In a new study published in Pediatrics on Sept. 1 that aims to determine whether or not there is an association between use of stimulant medications in children with ADHD and height deficits in adulthood, William Barbaresi, from the Boston Children's Hospital at the Harvard Medical School in Massachusetts, and colleagues examined the medical records of 340 children with ADHD who were born between 1976 and 1982 and compared their height upon reaching adulthood with those of 680 children without ADHD.
The researchers found that neither ADHD nor treatment with the stimulant drugs was linked with the children's height in adulthood. Although the boys with ADHD who received stimulants for over 3 three years had delayed growth spurt by about six months compared with their peers who did not receive the treatment, the researchers observed that there was no difference in their final height in adulthood. The study also found that there is no association between the duration and dose of treatment and final height.
"Our findings suggest that ADHD treatment with stimulant medication is not associated with differences in adult height or significant changes in growth," the researchers wrote.
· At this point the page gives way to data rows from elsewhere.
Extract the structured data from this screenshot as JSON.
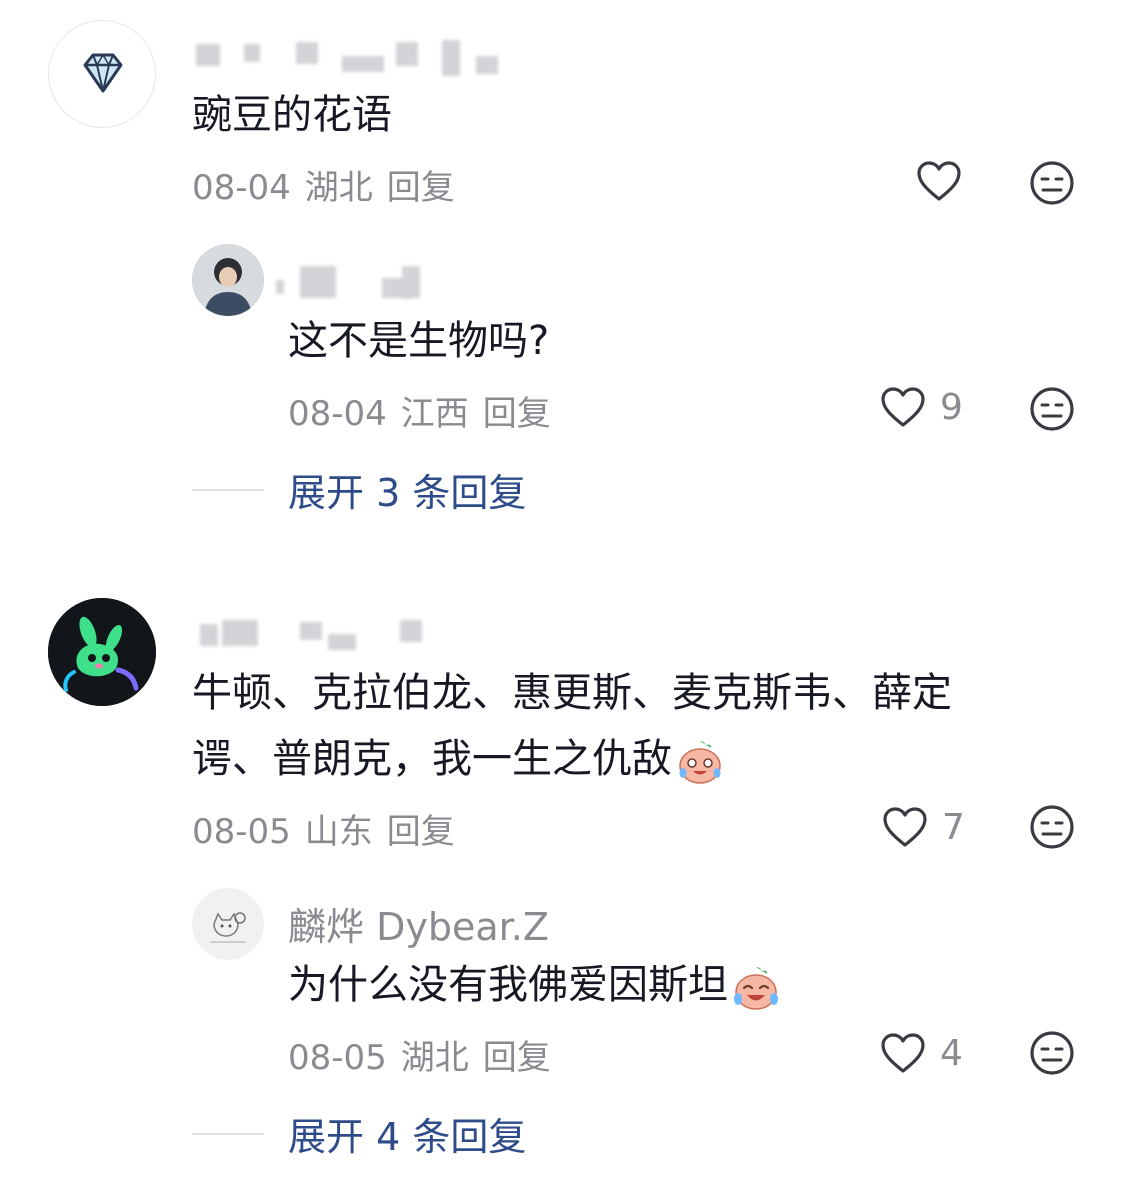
{
  "comments": [
    {
      "text": "豌豆的花语",
      "date": "08-04",
      "location": "湖北",
      "reply_label": "回复",
      "like_count": "",
      "replies": [
        {
          "text": "这不是生物吗?",
          "date": "08-04",
          "location": "江西",
          "reply_label": "回复",
          "like_count": "9"
        }
      ],
      "expand_label": "展开 3 条回复"
    },
    {
      "text_line1": "牛顿、克拉伯龙、惠更斯、麦克斯韦、薛定",
      "text_line2": "谔、普朗克，我一生之仇敌",
      "date": "08-05",
      "location": "山东",
      "reply_label": "回复",
      "like_count": "7",
      "replies": [
        {
          "username": "麟烨 Dybear.Z",
          "text": "为什么没有我佛爱因斯坦",
          "date": "08-05",
          "location": "湖北",
          "reply_label": "回复",
          "like_count": "4"
        }
      ],
      "expand_label": "展开 4 条回复"
    }
  ],
  "icons": {
    "like": "heart-outline-icon",
    "dislike": "neutral-face-icon",
    "emoji": "crying-laughing-emoji"
  },
  "colors": {
    "text": "#161823",
    "secondary": "#8a8b91",
    "expand_link": "#2f4c8a"
  }
}
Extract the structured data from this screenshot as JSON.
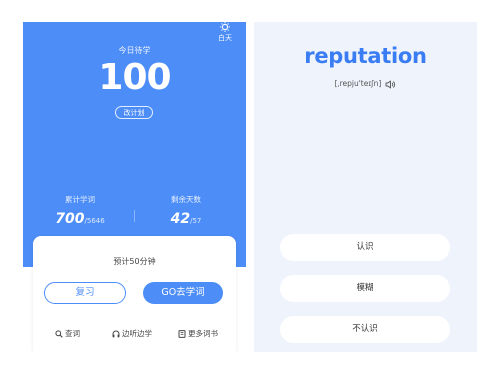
{
  "left": {
    "mode_label": "白天",
    "today_label": "今日待学",
    "today_count": "100",
    "plan_button": "改计划",
    "stats": {
      "learned_label": "累计学词",
      "learned_value": "700",
      "learned_total": "/5646",
      "days_label": "剩余天数",
      "days_value": "42",
      "days_total": "/57"
    },
    "card": {
      "estimate_prefix": "预计",
      "estimate_value": "50",
      "estimate_suffix": "分钟",
      "review_button": "复习",
      "go_button": "GO去学词",
      "links": {
        "lookup": "查词",
        "listen": "边听边学",
        "more_books": "更多词书"
      }
    }
  },
  "right": {
    "word": "reputation",
    "phonetic": "[ˌrepju'teɪʃn]",
    "choices": [
      "认识",
      "模糊",
      "不认识"
    ]
  },
  "colors": {
    "primary_blue": "#4d8df7",
    "word_blue": "#3a7cf3",
    "right_bg": "#eef3fc"
  },
  "icons": [
    "sun-icon",
    "search-icon",
    "headphones-icon",
    "book-icon",
    "speaker-icon"
  ]
}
Despite that their study has found evidence that stimulant treatments do not have significant effect on the adult height of children with ADHD, Barbaresi said that it is still important that doctors continue to monitor the growth of kids who take these stimulant drugs because it is possible that some of the participants in the study may have stopped their medications when their growth rate has raised concerns and that the research was mostly conducted on white participants which could limit the findings of the study.
Estimates from the American Psychiatric Association show that 5 percent of children have ADHD albeit the actual number may be higher.